The term goes back to the 1930s, when legendary baseball executive Branch Rickey helped establish the farm system concept. His use of controlled contracts forever changed the way players were obtained by major league clubs.
Cubs management has changed the direction it was going in, opting to build through the farm system for a period of years before plugging in the high-priced free agents. The risk-reward of this type of approach can be tricky.
Player development and winning go hand and hand for the St. Louis Cardinals.
“You look at their roster and most of their players have come through their organization,” said Cubs manager Dale Sveum. “They have always seemed to build through their organization and then add key free agents, like the Beltrans or the Berkmans.”
Great baseball people make up great organizations.
The Cardinal minor league instructors all have the training of George Kissell.
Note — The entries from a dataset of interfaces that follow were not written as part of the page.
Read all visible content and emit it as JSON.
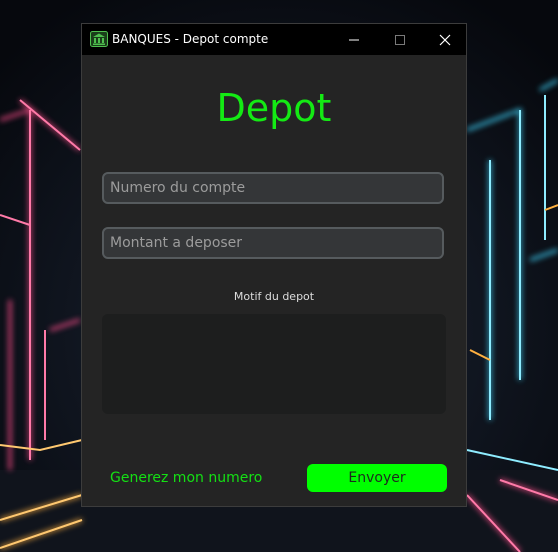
{
  "window": {
    "title": "BANQUES - Depot compte",
    "app_icon": "bank-icon",
    "controls": [
      "minimize-icon",
      "maximize-icon",
      "close-icon"
    ]
  },
  "form": {
    "heading": "Depot",
    "account_placeholder": "Numero du compte",
    "amount_placeholder": "Montant a deposer",
    "motif_label": "Motif du depot",
    "motif_value": ""
  },
  "actions": {
    "generate_label": "Generez mon numero",
    "send_label": "Envoyer"
  },
  "colors": {
    "accent_green": "#14ea14",
    "button_green": "#00ff00",
    "window_bg": "#242424",
    "titlebar_bg": "#000000"
  }
}
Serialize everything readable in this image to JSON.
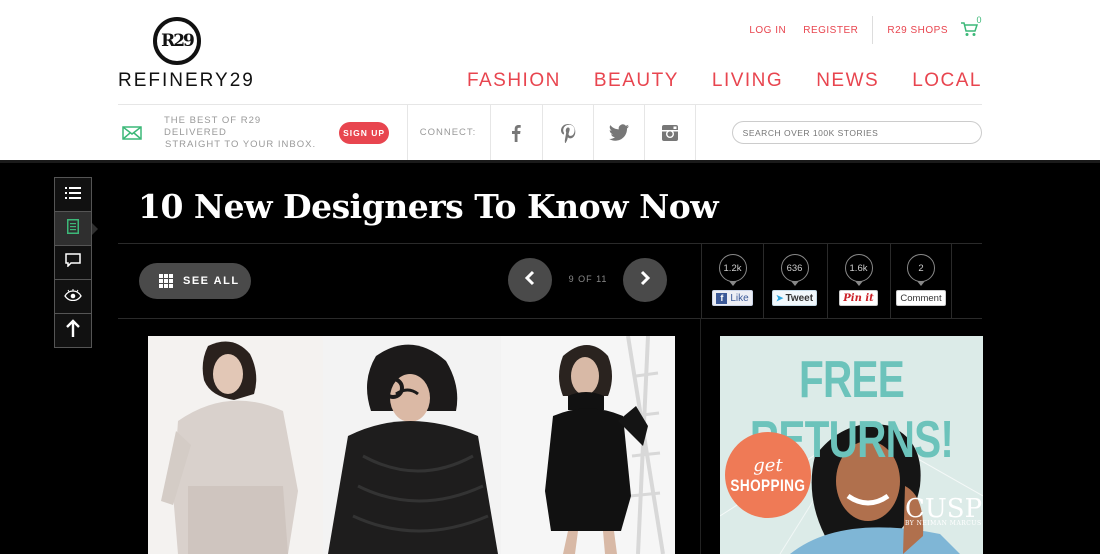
{
  "brand": {
    "logo_mark": "R29",
    "wordmark": "REFINERY29"
  },
  "top_links": {
    "login": "LOG IN",
    "register": "REGISTER",
    "shops": "R29 SHOPS",
    "cart_count": "0"
  },
  "nav": [
    "FASHION",
    "BEAUTY",
    "LIVING",
    "NEWS",
    "LOCAL"
  ],
  "subbar": {
    "newsletter_line1": "THE BEST OF R29 DELIVERED",
    "newsletter_line2": "STRAIGHT TO YOUR INBOX.",
    "signup": "SIGN UP",
    "connect": "CONNECT:",
    "social_icons": [
      "facebook-icon",
      "pinterest-icon",
      "twitter-icon",
      "instagram-icon"
    ],
    "search_placeholder": "SEARCH OVER 100K STORIES"
  },
  "rail_icons": [
    "list-icon",
    "article-icon",
    "comment-icon",
    "eye-icon",
    "arrow-up-icon"
  ],
  "article": {
    "title": "10 New Designers To Know Now",
    "see_all": "SEE ALL",
    "pager": "9 OF 11"
  },
  "share": [
    {
      "count": "1.2k",
      "label": "Like"
    },
    {
      "count": "636",
      "label": "Tweet"
    },
    {
      "count": "1.6k",
      "label": "Pin it"
    },
    {
      "count": "2",
      "label": "Comment"
    }
  ],
  "ad": {
    "headline": "FREE RETURNS!",
    "circle_top": "get",
    "circle_bottom": "SHOPPING",
    "brand": "CUSP",
    "brand_sub": "BY NEIMAN MARCUS"
  },
  "colors": {
    "accent": "#e8454f",
    "green": "#3cb878",
    "ad_teal": "#6cc3bb",
    "ad_orange": "#ef7a56"
  }
}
The legendary minor league guru was revered as the sage of the St Louis system for more than 50 years.
“The George Kissell way was different because he taught the reason why you do things a certain way on the field,” said Cardinals third-base coach Jose Oquendo.
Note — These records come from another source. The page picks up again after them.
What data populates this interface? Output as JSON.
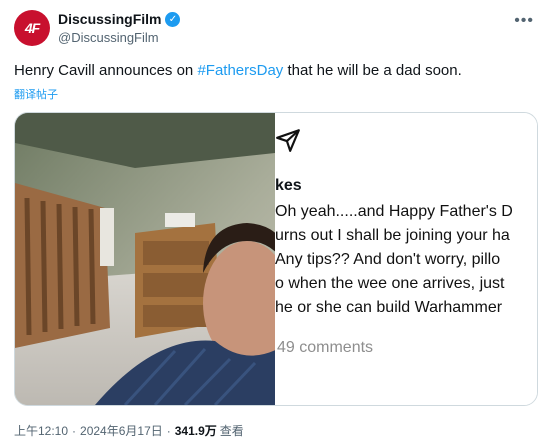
{
  "account": {
    "avatar_text": "4F",
    "display_name": "DiscussingFilm",
    "verified_mark": "✓",
    "handle": "@DiscussingFilm",
    "more_icon": "•••"
  },
  "tweet": {
    "text_before": "Henry Cavill announces on ",
    "hashtag": "#FathersDay",
    "text_after": " that he will be a dad soon.",
    "translate_label": "翻译帖子"
  },
  "embed": {
    "name_fragment": "kes",
    "lines": [
      "Oh yeah.....and Happy Father's D",
      "urns out I shall be joining your ha",
      "Any tips?? And don't worry, pillo",
      "o when the wee one arrives, just",
      "he or she can build Warhammer"
    ],
    "comments": "49 comments"
  },
  "meta": {
    "time": "上午12:10",
    "dot1": "·",
    "date": "2024年6月17日",
    "dot2": "·",
    "views": "341.9万",
    "views_label": "查看"
  }
}
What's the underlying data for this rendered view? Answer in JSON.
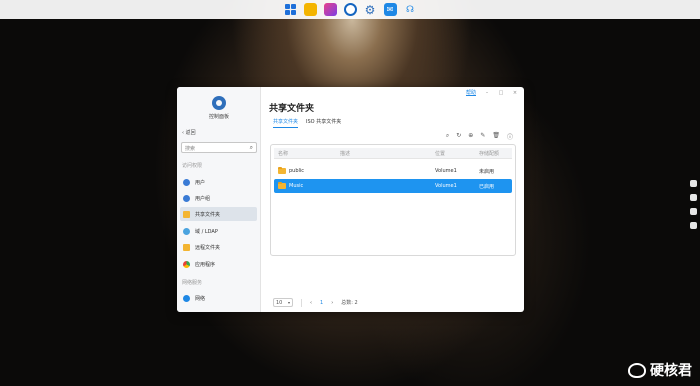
{
  "window": {
    "help_label": "帮助",
    "controls": [
      "–",
      "□",
      "×"
    ]
  },
  "sidebar": {
    "app_title": "控制面板",
    "back_label": "返回",
    "search_placeholder": "搜索",
    "section_access": "访问权限",
    "items": [
      {
        "label": "用户",
        "icon": "user-icon"
      },
      {
        "label": "用户组",
        "icon": "group-icon"
      },
      {
        "label": "共享文件夹",
        "icon": "folder-icon"
      },
      {
        "label": "域 / LDAP",
        "icon": "domain-icon"
      },
      {
        "label": "远程文件夹",
        "icon": "folder-icon"
      },
      {
        "label": "应用程序",
        "icon": "apps-icon"
      }
    ],
    "section_network": "网络服务",
    "network_items": [
      {
        "label": "网络",
        "icon": "network-icon"
      }
    ]
  },
  "main": {
    "title": "共享文件夹",
    "tabs": [
      {
        "label": "共享文件夹",
        "active": true
      },
      {
        "label": "ISO 共享文件夹",
        "active": false
      }
    ],
    "toolbar_icons": [
      "search-icon",
      "refresh-icon",
      "add-icon",
      "edit-icon",
      "delete-icon",
      "info-icon"
    ],
    "table": {
      "headers": [
        "名称",
        "描述",
        "位置",
        "存储配额"
      ],
      "rows": [
        {
          "name": "public",
          "description": "",
          "location": "Volume1",
          "status": "未启用",
          "selected": false
        },
        {
          "name": "Music",
          "description": "",
          "location": "Volume1",
          "status": "已启用",
          "selected": true
        }
      ]
    },
    "pager": {
      "page_size": "10",
      "current_page": "1",
      "total_label": "总数: 2"
    }
  },
  "watermark": {
    "text": "硬核君"
  },
  "colors": {
    "accent": "#1e88e5",
    "selected_row": "#1e94f0",
    "folder": "#f3b532"
  }
}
“George taught coaches, as well as players, what would happen if a play wasn’t run the right way. He would show you the bad result of a mental or physical mistake. He taught baseball men to be sound coaches. Great coaches like Dave Ricketts and Johnny Lewis, who were taught by George, taught other coaches and players how to do it the 'Cardinal Way.'"
The Chicago franchise is hoping to build the “Cub Way” under their new group of baseball executives.
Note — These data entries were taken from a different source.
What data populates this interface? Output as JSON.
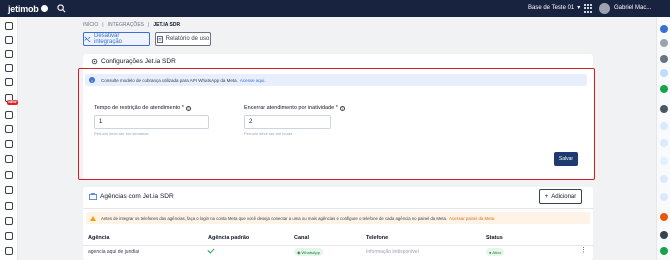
{
  "topbar": {
    "logo_text": "jetimob",
    "base_selector": "Base de Teste 01",
    "user_name": "Gabriel Mac..."
  },
  "sidebar": {
    "new_badge": "NEW"
  },
  "breadcrumb": [
    "INÍCIO",
    "|",
    "INTEGRAÇÕES",
    "|",
    "JET.IA SDR"
  ],
  "actions": {
    "deactivate_label": "Desativar integração",
    "report_label": "Relatório de uso"
  },
  "config": {
    "title": "Configurações Jet.ia SDR",
    "info_text": "Consulte modelo de cobrança utilizada para API WhatsApp da Meta.",
    "info_link": "Acesse aqui.",
    "field1": {
      "label": "Tempo de restrição de atendimento *",
      "value": "1",
      "hint": "Período deve ser em semanas"
    },
    "field2": {
      "label": "Encerrar atendimento por inatividade *",
      "value": "2",
      "hint": "Período deve ser em horas"
    },
    "save_label": "Salvar"
  },
  "agencies": {
    "title": "Agências com Jet.ia SDR",
    "add_label": "Adicionar",
    "warning_text": "Antes de integrar os telefones das agências, faça o login na conta Meta que você deseja conectar a uma ou mais agências e configure o telefone de cada agência no painel da Meta.",
    "warning_link": "Acessar painel da Meta.",
    "columns": [
      "Agência",
      "Agência padrão",
      "Canal",
      "Telefone",
      "Status"
    ],
    "rows": [
      {
        "agency": "agencia aqui de jundiai",
        "channel": "WhatsApp",
        "phone": "Informação indisponível",
        "status": "Ativo"
      }
    ]
  },
  "colors": {
    "topbar": "#17233f",
    "accent": "#3b6fd1",
    "highlight": "#d51f1f",
    "save": "#1e3a6e"
  }
}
“It is not easy to remain competitive for a long period of time,” said Cardinals general manager John Mozeliak.
“You see what the Cubs are doing now by investing heavily in their infrastructure. They want their farm system to be strong.
“When you do that, there may be growing pains at the big league level. In the end it will pay dividends if you stay disciplined to it.”
Mozeliak points to commitment by ownership as an essential tool to building a championship organization.
“Our ownership led by Bill DeWitt has given us the resources to keep our system functioning,” Mozeliak said. “That is where it all starts with: great ownership.”
Sveum and the rest of the Cubs club can only hope for the same success as the Cards have had in the near future.
“As an organization, they have always been very consistent,” Sveum said. “They have done a great job scouting over the years, as well.”